Could you retype all of the data below exactly as given?
——
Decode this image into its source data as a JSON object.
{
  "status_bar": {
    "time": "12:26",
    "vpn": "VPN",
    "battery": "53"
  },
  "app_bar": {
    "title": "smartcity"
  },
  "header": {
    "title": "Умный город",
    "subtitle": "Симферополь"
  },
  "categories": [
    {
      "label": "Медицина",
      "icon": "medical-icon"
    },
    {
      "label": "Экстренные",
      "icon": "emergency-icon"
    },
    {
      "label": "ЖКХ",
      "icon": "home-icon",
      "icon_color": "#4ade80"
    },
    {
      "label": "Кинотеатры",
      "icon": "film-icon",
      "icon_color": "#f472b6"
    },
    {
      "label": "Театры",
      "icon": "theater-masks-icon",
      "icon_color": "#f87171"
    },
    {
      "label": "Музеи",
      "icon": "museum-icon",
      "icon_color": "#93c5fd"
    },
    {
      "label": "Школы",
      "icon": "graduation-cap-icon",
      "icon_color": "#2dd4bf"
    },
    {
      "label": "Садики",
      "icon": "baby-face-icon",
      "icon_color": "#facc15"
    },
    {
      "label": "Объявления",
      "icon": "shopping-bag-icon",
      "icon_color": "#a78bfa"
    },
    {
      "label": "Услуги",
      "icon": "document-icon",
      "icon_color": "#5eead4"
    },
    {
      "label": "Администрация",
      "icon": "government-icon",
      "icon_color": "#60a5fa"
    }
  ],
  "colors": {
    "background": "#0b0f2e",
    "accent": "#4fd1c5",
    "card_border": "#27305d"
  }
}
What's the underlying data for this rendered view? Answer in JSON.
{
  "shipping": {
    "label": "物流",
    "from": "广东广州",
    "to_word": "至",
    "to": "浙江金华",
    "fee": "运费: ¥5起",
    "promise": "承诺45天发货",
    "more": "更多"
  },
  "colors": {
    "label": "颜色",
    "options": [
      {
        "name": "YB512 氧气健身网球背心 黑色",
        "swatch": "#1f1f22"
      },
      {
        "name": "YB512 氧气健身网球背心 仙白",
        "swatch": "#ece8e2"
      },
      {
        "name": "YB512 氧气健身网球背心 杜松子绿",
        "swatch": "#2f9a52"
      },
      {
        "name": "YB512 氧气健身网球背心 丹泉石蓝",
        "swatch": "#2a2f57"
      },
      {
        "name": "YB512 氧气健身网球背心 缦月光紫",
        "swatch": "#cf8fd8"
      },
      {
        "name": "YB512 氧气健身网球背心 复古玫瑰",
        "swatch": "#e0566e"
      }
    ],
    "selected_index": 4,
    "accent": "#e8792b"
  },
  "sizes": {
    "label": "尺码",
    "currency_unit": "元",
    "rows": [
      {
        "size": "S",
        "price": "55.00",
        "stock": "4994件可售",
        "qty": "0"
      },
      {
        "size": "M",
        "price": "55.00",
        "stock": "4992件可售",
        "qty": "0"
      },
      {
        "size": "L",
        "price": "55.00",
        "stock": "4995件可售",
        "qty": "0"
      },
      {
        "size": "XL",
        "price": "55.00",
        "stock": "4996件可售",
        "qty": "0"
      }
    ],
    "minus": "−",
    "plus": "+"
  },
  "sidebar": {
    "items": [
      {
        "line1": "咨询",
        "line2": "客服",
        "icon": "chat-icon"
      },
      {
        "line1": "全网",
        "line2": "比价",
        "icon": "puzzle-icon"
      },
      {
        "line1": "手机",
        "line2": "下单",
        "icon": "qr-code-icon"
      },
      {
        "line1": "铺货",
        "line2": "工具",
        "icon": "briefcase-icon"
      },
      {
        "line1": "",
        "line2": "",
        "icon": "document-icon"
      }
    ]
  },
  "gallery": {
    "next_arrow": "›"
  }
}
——
■ **EXERCISE ANSWER**:
Decode this image into its source data as a JSON object.
{
  "status_bar": {
    "time": "12:26",
    "vpn": "VPN",
    "battery": "53"
  },
  "app_bar": {
    "title": "smartcity"
  },
  "header": {
    "title": "Умный город",
    "subtitle": "Симферополь"
  },
  "categories": [
    {
      "label": "Медицина",
      "icon": "medical-icon"
    },
    {
      "label": "Экстренные",
      "icon": "emergency-icon"
    },
    {
      "label": "ЖКХ",
      "icon": "home-icon",
      "icon_color": "#4ade80"
    },
    {
      "label": "Кинотеатры",
      "icon": "film-icon",
      "icon_color": "#f472b6"
    },
    {
      "label": "Театры",
      "icon": "theater-masks-icon",
      "icon_color": "#f87171"
    },
    {
      "label": "Музеи",
      "icon": "museum-icon",
      "icon_color": "#93c5fd"
    },
    {
      "label": "Школы",
      "icon": "graduation-cap-icon",
      "icon_color": "#2dd4bf"
    },
    {
      "label": "Садики",
      "icon": "baby-face-icon",
      "icon_color": "#facc15"
    },
    {
      "label": "Объявления",
      "icon": "shopping-bag-icon",
      "icon_color": "#a78bfa"
    },
    {
      "label": "Услуги",
      "icon": "document-icon",
      "icon_color": "#5eead4"
    },
    {
      "label": "Администрация",
      "icon": "government-icon",
      "icon_color": "#60a5fa"
    }
  ],
  "colors": {
    "background": "#0b0f2e",
    "accent": "#4fd1c5",
    "card_border": "#27305d"
  }
}
What's the underlying data for this rendered view? Answer in JSON.
{
  "shipping": {
    "label": "物流",
    "from": "广东广州",
    "to_word": "至",
    "to": "浙江金华",
    "fee": "运费: ¥5起",
    "promise": "承诺45天发货",
    "more": "更多"
  },
  "colors": {
    "label": "颜色",
    "options": [
      {
        "name": "YB512 氧气健身网球背心 黑色",
        "swatch": "#1f1f22"
      },
      {
        "name": "YB512 氧气健身网球背心 仙白",
        "swatch": "#ece8e2"
      },
      {
        "name": "YB512 氧气健身网球背心 杜松子绿",
        "swatch": "#2f9a52"
      },
      {
        "name": "YB512 氧气健身网球背心 丹泉石蓝",
        "swatch": "#2a2f57"
      },
      {
        "name": "YB512 氧气健身网球背心 缦月光紫",
        "swatch": "#cf8fd8"
      },
      {
        "name": "YB512 氧气健身网球背心 复古玫瑰",
        "swatch": "#e0566e"
      }
    ],
    "selected_index": 4,
    "accent": "#e8792b"
  },
  "sizes": {
    "label": "尺码",
    "currency_unit": "元",
    "rows": [
      {
        "size": "S",
        "price": "55.00",
        "stock": "4994件可售",
        "qty": "0"
      },
      {
        "size": "M",
        "price": "55.00",
        "stock": "4992件可售",
        "qty": "0"
      },
      {
        "size": "L",
        "price": "55.00",
        "stock": "4995件可售",
        "qty": "0"
      },
      {
        "size": "XL",
        "price": "55.00",
        "stock": "4996件可售",
        "qty": "0"
      }
    ],
    "minus": "−",
    "plus": "+"
  },
  "sidebar": {
    "items": [
      {
        "line1": "咨询",
        "line2": "客服",
        "icon": "chat-icon"
      },
      {
        "line1": "全网",
        "line2": "比价",
        "icon": "puzzle-icon"
      },
      {
        "line1": "手机",
        "line2": "下单",
        "icon": "qr-code-icon"
      },
      {
        "line1": "铺货",
        "line2": "工具",
        "icon": "briefcase-icon"
      },
      {
        "line1": "",
        "line2": "",
        "icon": "document-icon"
      }
    ]
  },
  "gallery": {
    "next_arrow": "›"
  }
}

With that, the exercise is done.